Which lines in the records below contain the word "Paste"? Copy each one out.

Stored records
.....

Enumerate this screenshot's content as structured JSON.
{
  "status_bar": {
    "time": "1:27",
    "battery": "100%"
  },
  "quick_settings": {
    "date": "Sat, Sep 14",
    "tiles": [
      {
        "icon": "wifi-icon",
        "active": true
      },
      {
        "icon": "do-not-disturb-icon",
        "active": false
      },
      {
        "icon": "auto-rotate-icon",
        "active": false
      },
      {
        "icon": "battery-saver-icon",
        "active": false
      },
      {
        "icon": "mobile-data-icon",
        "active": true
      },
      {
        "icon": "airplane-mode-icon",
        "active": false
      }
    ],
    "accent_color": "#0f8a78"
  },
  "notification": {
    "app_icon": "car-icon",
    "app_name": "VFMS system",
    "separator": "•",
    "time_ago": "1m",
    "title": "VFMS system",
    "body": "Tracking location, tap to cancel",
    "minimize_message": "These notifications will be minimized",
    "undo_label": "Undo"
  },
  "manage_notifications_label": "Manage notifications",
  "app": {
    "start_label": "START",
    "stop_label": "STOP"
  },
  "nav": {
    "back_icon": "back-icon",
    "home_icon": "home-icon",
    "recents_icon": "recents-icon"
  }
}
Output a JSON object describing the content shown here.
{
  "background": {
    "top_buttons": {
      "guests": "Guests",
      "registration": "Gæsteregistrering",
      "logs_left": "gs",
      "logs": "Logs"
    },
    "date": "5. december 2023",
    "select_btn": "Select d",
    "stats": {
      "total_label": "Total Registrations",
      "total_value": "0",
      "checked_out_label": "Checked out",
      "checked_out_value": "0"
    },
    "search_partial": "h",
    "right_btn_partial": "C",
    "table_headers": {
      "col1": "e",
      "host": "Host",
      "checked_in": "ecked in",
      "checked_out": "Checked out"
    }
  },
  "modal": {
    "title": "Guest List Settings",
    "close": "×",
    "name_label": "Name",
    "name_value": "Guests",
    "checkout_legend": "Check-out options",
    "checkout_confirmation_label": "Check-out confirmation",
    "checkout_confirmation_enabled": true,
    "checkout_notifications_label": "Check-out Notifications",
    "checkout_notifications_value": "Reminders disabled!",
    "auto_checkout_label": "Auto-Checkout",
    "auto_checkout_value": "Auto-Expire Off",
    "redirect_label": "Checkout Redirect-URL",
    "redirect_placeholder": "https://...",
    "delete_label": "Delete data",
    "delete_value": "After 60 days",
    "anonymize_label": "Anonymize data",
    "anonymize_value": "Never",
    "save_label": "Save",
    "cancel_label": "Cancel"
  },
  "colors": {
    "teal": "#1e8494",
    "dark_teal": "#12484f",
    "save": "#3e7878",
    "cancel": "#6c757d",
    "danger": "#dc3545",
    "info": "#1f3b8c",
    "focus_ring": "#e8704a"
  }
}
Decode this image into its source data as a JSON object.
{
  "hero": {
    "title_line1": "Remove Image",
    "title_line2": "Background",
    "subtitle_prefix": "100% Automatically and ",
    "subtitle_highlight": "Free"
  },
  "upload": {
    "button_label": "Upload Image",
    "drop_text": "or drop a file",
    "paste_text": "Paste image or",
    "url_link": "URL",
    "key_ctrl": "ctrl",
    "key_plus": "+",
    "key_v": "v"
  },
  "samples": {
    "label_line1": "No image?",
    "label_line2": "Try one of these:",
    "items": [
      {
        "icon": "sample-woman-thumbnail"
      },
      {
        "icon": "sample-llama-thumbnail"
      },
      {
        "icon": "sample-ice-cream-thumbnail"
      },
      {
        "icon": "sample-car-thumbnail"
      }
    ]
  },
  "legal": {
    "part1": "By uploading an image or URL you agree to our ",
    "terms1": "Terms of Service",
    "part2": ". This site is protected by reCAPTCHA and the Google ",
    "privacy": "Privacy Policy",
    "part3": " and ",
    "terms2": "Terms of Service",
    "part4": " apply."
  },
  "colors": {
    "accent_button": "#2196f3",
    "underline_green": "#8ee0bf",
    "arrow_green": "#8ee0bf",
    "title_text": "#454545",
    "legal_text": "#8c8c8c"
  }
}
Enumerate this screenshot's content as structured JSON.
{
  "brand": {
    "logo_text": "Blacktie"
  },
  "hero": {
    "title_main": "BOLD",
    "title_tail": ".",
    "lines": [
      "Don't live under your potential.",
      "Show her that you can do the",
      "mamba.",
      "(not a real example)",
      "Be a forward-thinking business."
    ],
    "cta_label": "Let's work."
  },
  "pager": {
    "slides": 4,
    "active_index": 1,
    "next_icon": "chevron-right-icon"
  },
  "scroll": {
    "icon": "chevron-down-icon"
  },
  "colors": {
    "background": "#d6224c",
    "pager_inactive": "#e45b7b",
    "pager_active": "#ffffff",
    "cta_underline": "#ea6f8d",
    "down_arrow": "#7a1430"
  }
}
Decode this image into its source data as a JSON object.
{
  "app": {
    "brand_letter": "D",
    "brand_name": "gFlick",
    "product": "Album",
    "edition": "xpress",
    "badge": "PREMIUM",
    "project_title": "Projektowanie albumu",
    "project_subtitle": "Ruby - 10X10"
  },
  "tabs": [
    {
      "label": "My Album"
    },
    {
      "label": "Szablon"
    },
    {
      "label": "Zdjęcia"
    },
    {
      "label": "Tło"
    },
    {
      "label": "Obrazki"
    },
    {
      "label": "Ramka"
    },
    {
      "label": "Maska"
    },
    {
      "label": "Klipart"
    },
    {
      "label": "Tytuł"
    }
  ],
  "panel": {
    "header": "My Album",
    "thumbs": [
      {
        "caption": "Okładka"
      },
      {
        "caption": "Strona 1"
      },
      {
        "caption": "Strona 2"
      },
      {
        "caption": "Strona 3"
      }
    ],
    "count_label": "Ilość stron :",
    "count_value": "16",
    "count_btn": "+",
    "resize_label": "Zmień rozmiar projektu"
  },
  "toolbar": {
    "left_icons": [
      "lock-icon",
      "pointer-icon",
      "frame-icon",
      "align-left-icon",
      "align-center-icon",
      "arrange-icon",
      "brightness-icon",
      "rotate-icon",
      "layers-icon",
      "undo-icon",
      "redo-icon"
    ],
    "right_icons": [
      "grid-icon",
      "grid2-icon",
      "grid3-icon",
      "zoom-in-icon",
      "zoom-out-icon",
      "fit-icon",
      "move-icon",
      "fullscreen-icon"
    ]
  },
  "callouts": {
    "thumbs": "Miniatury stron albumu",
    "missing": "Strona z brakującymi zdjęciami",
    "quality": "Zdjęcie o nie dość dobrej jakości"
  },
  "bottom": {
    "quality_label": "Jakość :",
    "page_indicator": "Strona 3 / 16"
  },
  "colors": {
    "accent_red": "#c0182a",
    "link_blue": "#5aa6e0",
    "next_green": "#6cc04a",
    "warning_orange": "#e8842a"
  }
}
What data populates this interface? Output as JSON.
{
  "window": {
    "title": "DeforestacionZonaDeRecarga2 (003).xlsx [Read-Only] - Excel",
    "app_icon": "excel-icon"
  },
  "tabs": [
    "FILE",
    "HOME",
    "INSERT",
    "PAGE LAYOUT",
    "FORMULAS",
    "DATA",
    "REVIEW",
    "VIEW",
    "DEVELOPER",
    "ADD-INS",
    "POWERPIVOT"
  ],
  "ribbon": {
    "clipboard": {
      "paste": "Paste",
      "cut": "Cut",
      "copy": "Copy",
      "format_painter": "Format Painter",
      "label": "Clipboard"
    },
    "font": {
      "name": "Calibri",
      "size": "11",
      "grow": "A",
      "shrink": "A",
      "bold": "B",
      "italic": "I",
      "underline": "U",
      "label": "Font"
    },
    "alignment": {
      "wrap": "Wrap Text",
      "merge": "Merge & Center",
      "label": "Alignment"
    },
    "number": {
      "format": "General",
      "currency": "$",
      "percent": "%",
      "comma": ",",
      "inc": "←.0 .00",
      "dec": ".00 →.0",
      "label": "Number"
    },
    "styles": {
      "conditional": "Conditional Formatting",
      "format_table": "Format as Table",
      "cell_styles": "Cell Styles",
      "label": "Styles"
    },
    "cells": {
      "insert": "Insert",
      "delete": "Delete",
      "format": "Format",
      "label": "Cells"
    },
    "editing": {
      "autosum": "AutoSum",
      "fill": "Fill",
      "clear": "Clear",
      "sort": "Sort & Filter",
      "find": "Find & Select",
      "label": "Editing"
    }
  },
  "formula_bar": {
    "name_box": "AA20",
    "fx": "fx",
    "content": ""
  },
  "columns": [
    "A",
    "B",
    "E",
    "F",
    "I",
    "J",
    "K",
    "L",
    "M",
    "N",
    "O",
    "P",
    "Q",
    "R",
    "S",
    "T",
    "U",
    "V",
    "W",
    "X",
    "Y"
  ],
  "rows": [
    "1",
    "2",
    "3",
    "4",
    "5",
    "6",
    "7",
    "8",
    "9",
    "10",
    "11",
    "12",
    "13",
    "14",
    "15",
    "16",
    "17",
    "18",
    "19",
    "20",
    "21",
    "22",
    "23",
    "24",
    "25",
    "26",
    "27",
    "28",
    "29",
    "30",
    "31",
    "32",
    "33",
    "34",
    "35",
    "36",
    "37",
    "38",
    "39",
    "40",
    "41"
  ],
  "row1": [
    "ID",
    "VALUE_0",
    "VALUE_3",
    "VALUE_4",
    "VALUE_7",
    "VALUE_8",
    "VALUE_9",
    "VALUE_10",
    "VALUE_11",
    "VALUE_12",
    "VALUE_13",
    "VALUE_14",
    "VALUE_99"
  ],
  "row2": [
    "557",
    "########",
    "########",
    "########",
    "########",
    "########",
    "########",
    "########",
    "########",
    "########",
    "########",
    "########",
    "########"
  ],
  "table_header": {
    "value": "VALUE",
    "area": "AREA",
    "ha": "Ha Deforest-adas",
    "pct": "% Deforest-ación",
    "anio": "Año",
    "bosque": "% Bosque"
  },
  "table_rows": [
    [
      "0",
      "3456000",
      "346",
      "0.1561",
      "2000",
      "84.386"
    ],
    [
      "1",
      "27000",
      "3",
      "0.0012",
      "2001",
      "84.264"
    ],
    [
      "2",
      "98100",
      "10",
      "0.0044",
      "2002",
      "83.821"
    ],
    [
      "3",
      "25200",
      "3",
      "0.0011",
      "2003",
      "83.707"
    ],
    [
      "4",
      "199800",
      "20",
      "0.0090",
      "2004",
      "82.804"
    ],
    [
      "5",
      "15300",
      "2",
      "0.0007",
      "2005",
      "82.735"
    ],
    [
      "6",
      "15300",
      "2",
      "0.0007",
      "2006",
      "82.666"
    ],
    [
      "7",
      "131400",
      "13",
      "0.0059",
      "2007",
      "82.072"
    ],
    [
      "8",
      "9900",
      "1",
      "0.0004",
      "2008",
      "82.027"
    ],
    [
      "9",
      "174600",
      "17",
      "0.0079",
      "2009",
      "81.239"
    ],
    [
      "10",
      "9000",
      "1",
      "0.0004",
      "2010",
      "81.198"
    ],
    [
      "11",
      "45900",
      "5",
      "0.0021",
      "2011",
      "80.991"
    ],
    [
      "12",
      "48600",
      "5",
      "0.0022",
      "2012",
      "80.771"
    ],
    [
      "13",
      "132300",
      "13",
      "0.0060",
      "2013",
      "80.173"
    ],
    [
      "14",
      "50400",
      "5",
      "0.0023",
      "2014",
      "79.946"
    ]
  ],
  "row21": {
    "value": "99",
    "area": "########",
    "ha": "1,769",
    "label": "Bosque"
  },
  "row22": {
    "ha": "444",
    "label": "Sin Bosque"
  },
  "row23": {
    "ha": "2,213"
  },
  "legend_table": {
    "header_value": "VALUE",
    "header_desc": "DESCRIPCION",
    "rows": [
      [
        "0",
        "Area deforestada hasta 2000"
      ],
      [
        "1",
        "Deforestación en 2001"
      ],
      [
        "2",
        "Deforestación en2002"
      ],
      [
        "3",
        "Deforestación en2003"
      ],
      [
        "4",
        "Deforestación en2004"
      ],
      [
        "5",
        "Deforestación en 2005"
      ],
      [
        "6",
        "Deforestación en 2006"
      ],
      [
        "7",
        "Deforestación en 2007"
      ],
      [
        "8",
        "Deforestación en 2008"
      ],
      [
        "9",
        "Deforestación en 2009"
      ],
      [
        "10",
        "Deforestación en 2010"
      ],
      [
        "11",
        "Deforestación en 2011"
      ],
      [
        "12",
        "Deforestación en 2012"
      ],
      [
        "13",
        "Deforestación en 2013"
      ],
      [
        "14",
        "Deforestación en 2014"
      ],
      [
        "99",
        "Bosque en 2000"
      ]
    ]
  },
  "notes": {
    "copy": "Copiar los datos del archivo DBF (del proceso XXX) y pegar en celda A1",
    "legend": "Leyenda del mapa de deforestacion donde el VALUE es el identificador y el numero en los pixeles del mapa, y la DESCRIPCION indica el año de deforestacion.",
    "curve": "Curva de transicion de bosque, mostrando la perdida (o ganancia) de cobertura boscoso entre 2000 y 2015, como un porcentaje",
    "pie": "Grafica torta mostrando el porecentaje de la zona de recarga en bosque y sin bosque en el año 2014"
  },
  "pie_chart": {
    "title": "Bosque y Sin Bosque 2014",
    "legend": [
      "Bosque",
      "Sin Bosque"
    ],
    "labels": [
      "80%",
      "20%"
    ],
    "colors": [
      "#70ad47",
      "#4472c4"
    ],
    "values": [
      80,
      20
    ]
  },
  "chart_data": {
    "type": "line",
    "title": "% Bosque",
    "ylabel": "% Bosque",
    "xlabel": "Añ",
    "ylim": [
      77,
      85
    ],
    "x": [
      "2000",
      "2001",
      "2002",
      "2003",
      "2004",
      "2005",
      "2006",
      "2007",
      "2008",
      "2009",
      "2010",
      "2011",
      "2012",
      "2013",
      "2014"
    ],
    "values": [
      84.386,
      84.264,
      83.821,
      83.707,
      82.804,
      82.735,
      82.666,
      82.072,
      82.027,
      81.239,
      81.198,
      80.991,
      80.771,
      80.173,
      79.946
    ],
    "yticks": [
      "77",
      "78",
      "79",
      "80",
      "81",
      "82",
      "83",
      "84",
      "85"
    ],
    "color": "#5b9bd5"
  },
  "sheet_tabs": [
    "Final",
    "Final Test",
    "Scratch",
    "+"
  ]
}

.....

RESULT FOR THIS TASK:
    "paste_text": "Paste image or",
      "paste": "Paste",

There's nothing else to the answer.